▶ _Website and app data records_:
- - - - -

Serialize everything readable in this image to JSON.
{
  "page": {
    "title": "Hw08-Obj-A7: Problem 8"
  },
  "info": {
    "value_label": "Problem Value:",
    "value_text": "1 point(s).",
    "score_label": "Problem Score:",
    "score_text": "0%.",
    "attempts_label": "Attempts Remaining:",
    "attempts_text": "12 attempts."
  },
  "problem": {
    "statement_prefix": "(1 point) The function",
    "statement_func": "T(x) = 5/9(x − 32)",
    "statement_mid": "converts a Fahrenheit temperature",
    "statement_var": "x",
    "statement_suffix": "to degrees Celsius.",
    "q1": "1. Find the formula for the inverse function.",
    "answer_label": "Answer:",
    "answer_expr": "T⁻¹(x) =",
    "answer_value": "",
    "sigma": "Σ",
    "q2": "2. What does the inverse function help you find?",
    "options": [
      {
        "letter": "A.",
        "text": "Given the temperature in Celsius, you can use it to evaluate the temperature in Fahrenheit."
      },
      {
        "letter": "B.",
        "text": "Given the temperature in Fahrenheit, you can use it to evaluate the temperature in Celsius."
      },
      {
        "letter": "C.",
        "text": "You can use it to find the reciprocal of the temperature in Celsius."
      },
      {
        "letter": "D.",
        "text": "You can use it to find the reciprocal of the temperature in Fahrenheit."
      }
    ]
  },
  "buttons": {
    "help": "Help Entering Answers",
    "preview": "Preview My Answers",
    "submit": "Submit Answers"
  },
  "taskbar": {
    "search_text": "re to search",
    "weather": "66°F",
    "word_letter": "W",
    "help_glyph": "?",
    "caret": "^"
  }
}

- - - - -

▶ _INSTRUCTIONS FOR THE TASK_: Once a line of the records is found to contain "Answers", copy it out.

▶ _ANSWER TO THIS EXERCISE_:
    "help": "Help Entering Answers",
    "preview": "Preview My Answers",
    "submit": "Submit Answers"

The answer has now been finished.